What needs to be done: Your response must be made up of each line in the data below that contains the string "Emergency".

Working data:
----------------------------------------

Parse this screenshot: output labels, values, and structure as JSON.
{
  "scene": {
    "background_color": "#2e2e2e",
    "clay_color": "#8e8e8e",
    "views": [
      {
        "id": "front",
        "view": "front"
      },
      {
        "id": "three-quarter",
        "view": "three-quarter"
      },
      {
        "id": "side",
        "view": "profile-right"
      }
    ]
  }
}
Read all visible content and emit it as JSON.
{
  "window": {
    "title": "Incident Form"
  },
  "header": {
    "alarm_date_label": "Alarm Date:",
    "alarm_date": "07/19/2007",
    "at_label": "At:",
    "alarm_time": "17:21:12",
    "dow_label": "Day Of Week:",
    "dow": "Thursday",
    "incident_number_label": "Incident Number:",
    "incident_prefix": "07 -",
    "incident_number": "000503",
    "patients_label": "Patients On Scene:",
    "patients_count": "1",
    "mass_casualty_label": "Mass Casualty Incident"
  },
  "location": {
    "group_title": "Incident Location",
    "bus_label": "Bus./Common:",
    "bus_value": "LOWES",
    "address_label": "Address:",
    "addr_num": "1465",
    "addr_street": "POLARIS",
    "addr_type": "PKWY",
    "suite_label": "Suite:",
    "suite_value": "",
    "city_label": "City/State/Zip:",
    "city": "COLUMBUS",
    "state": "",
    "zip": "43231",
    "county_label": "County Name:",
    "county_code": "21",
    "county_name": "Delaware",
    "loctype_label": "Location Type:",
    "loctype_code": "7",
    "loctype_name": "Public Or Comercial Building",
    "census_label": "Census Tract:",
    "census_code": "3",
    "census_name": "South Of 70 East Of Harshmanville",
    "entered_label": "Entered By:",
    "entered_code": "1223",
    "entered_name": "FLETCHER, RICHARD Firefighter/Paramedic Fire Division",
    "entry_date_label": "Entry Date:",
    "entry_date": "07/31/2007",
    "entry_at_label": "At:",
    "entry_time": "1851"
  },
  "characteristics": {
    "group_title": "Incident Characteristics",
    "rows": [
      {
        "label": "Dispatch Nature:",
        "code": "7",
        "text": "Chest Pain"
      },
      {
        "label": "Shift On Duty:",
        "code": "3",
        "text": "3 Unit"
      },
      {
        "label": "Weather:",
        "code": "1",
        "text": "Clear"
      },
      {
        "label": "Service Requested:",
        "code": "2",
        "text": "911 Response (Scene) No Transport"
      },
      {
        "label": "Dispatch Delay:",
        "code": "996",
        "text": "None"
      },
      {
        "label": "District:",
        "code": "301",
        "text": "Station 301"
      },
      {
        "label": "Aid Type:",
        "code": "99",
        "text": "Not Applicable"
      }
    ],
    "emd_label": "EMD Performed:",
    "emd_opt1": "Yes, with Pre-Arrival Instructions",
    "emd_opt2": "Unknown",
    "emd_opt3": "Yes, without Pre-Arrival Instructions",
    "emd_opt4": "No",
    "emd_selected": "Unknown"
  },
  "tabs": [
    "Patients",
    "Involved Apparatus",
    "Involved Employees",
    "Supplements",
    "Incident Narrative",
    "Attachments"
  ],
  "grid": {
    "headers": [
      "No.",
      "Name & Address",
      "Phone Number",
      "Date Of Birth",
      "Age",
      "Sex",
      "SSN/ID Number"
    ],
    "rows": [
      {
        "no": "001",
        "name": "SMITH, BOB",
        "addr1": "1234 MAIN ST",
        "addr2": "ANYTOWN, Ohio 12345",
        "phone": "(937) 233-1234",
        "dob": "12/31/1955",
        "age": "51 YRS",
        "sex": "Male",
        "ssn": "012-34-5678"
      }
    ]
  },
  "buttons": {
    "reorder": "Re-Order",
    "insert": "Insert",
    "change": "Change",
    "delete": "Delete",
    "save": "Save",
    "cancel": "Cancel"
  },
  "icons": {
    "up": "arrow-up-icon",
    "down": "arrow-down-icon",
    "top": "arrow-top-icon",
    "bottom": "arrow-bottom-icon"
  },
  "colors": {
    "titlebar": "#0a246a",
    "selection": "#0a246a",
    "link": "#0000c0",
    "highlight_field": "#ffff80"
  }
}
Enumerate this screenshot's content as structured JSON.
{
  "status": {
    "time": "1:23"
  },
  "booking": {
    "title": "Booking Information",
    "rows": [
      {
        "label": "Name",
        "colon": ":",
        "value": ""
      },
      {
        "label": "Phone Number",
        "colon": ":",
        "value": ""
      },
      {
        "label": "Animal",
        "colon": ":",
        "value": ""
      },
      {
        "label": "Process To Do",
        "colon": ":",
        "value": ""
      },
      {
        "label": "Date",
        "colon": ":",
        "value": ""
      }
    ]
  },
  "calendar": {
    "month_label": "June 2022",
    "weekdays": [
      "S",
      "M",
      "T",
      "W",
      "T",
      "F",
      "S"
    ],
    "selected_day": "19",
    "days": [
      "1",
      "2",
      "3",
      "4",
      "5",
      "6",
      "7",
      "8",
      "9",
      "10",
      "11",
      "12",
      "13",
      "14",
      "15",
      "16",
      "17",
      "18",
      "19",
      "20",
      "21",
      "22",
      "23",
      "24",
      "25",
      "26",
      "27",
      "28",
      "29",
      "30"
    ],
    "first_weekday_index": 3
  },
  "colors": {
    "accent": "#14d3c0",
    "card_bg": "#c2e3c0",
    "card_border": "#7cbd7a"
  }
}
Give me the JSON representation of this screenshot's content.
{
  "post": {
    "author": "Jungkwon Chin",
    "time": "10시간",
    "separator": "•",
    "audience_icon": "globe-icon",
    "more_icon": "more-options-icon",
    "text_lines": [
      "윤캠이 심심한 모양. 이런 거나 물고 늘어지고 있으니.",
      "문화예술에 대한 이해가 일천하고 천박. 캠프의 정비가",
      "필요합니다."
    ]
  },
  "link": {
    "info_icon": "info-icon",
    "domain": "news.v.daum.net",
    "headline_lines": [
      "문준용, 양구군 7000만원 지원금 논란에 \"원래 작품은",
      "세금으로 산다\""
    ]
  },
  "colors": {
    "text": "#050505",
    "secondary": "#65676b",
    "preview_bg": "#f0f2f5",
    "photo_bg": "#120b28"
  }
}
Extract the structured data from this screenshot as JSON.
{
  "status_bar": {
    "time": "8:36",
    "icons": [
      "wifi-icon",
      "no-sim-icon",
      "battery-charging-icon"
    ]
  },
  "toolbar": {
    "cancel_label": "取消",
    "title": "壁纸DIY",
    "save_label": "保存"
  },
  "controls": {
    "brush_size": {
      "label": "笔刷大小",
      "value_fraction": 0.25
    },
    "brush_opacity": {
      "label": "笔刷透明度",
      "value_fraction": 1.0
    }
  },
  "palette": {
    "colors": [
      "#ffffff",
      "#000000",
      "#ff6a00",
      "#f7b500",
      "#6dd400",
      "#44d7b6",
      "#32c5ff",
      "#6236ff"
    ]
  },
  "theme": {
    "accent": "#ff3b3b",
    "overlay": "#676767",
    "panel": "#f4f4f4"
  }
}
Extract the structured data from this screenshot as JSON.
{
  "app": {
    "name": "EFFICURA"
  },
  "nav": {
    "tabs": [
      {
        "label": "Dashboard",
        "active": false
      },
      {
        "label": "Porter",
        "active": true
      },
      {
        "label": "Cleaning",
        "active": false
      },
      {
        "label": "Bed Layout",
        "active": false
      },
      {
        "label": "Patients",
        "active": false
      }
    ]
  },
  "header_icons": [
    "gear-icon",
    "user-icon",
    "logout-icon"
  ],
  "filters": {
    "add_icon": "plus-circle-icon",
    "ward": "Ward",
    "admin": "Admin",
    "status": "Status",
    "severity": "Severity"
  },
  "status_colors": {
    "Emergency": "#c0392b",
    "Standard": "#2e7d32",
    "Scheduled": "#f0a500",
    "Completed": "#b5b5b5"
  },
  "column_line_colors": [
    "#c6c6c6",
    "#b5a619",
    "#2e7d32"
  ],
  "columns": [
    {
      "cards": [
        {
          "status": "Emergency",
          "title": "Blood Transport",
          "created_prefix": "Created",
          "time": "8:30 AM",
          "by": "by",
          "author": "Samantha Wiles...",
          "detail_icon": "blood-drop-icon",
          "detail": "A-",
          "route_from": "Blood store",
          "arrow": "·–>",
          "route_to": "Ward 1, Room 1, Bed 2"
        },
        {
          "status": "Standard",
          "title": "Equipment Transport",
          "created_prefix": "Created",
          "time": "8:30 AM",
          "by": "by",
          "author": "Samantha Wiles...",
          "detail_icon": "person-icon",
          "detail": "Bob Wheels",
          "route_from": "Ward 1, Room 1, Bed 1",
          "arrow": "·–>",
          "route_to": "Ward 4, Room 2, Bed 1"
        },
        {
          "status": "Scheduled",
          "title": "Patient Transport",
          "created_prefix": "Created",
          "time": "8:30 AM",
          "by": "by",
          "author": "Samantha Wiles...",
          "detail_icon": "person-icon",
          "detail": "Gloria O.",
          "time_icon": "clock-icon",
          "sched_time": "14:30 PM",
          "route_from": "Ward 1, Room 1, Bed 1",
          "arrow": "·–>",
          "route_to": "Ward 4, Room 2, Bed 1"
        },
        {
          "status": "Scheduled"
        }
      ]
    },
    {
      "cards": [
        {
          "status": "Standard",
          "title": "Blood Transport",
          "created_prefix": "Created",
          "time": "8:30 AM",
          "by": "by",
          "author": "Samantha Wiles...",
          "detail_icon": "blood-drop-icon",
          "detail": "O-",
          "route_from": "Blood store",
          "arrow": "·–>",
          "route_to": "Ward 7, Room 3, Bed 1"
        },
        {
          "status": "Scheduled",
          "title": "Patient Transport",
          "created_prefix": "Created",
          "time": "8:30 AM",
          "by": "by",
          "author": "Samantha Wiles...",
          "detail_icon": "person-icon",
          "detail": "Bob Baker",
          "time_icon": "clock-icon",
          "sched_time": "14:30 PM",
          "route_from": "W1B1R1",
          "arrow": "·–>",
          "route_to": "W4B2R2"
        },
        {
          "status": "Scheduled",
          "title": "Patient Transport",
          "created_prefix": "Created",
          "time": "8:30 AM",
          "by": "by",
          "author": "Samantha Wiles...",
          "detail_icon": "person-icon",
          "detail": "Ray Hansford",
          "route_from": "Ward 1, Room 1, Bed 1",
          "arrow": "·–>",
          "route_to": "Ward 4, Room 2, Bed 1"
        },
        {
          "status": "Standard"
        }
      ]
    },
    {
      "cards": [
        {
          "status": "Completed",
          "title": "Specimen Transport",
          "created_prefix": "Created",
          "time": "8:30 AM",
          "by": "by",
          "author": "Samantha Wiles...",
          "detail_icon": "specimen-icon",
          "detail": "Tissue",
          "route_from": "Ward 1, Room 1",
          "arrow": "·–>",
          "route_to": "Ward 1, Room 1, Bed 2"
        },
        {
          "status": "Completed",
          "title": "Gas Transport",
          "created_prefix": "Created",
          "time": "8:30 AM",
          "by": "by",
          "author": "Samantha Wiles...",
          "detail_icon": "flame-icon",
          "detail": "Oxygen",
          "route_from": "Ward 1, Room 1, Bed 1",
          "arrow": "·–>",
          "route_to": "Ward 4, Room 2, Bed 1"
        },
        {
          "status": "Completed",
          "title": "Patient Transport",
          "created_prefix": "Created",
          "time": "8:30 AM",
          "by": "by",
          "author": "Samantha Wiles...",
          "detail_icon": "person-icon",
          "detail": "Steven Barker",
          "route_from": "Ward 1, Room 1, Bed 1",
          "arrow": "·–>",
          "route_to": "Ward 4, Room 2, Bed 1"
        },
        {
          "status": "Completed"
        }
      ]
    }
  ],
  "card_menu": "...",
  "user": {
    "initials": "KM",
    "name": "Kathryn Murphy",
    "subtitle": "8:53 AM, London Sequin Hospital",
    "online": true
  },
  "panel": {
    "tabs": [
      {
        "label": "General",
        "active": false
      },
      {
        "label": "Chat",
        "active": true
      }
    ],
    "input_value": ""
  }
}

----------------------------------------

Your response:
    "Emergency": "#c0392b",
          "status": "Emergency",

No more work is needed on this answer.